The "Chamois" originally referred to the skin of a certain variety of antelope, but over the years came also to refer to products of split sheepskin. The term "Chamois" was defined by the Federal Trade commission in Advisory Opinion Digest No. 1. Additionally, the Sponge & Chamois Institute codified the industry standard in "Chamois Standard CS99-1970."
How can I tell if it is a real Chamois?
See Chamois Leather Genuine or Counterfeit?
What is FTC Advisory Opinion No. 1?
See FTC Advisory Opinion No.1
What is Chamois Standard CS99 - 1970?
See Chamois Standard CS99 - 1970
Are there other laws or regulations regarding Chamois?
There are a variety of court decisions directly addressing what is a chamois. In addition, civil claims are available pursuant to Section 43(a) of the Lanham Act (15 U.S.C. 1125(a)). Complaints may also be filed with the Federal Trade Commission, and the U.S. Council of Better Business Bureaus.
What is a Sponge?
  1. Any of numerous aquatic, chiefly marine invertebrate animals of the phylum Porifera, characteristically having a porous skeleton composed of fibrous material or siliceous or calcareous spicules and often forming irregularly shaped colonies attached to an underwater surface.

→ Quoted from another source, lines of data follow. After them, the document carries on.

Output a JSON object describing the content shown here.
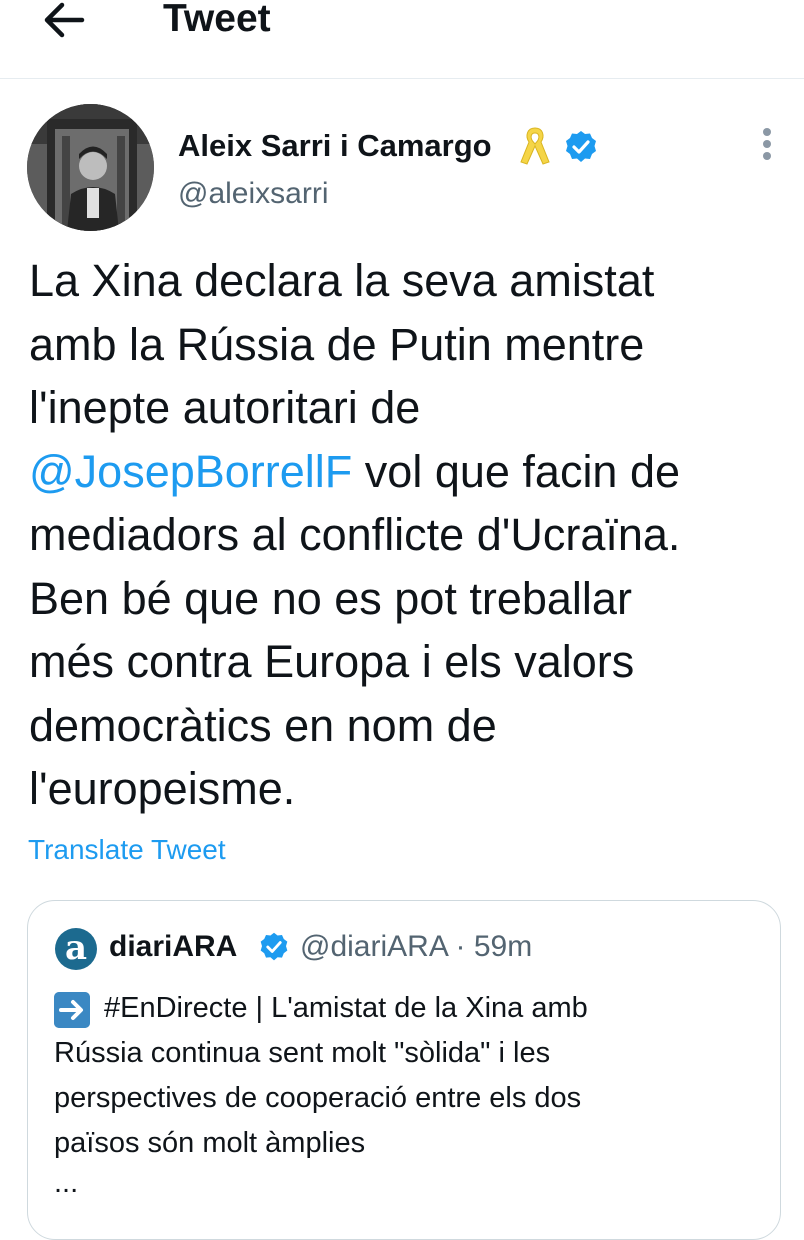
{
  "header": {
    "back_icon": "arrow-left-icon",
    "title": "Tweet"
  },
  "tweet": {
    "author_name": "Aleix Sarri i Camargo",
    "author_handle": "@aleixsarri",
    "ribbon_icon": "yellow-ribbon-icon",
    "verified_icon": "verified-badge-icon",
    "more_icon": "more-vertical-icon",
    "text_part1": "La Xina declara la seva amistat\namb la Rússia de Putin mentre\nl'inepte autoritari de\n",
    "mention": "@JosepBorrellF",
    "text_part2": " vol que facin de\nmediadors al conflicte d'Ucraïna.\nBen bé que no es pot treballar\nmés contra Europa i els valors\ndemocràtics en nom de\nl'europeisme.",
    "translate_label": "Translate Tweet"
  },
  "quoted_tweet": {
    "avatar_letter": "a",
    "author_name": "diariARA",
    "author_handle": "@diariARA",
    "separator": "·",
    "time": "59m",
    "meta": "@diariARA · 59m",
    "arrow_icon": "right-arrow-emoji-icon",
    "text": "#EnDirecte | L'amistat de la Xina amb\nRússia continua sent molt \"sòlida\" i les\nperspectives de cooperació entre els dos\npaïsos són molt àmplies",
    "ellipsis": "..."
  },
  "colors": {
    "link": "#1d9bf0",
    "secondary_text": "#536471",
    "primary_text": "#0f1419",
    "border": "#cfd9de",
    "verified": "#1d9bf0",
    "ribbon": "#f5d547"
  }
}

  2. The light, fibrous, flexible, absorbent skeleton of certain of these organisms, used for bathing, cleaning, and other purposes.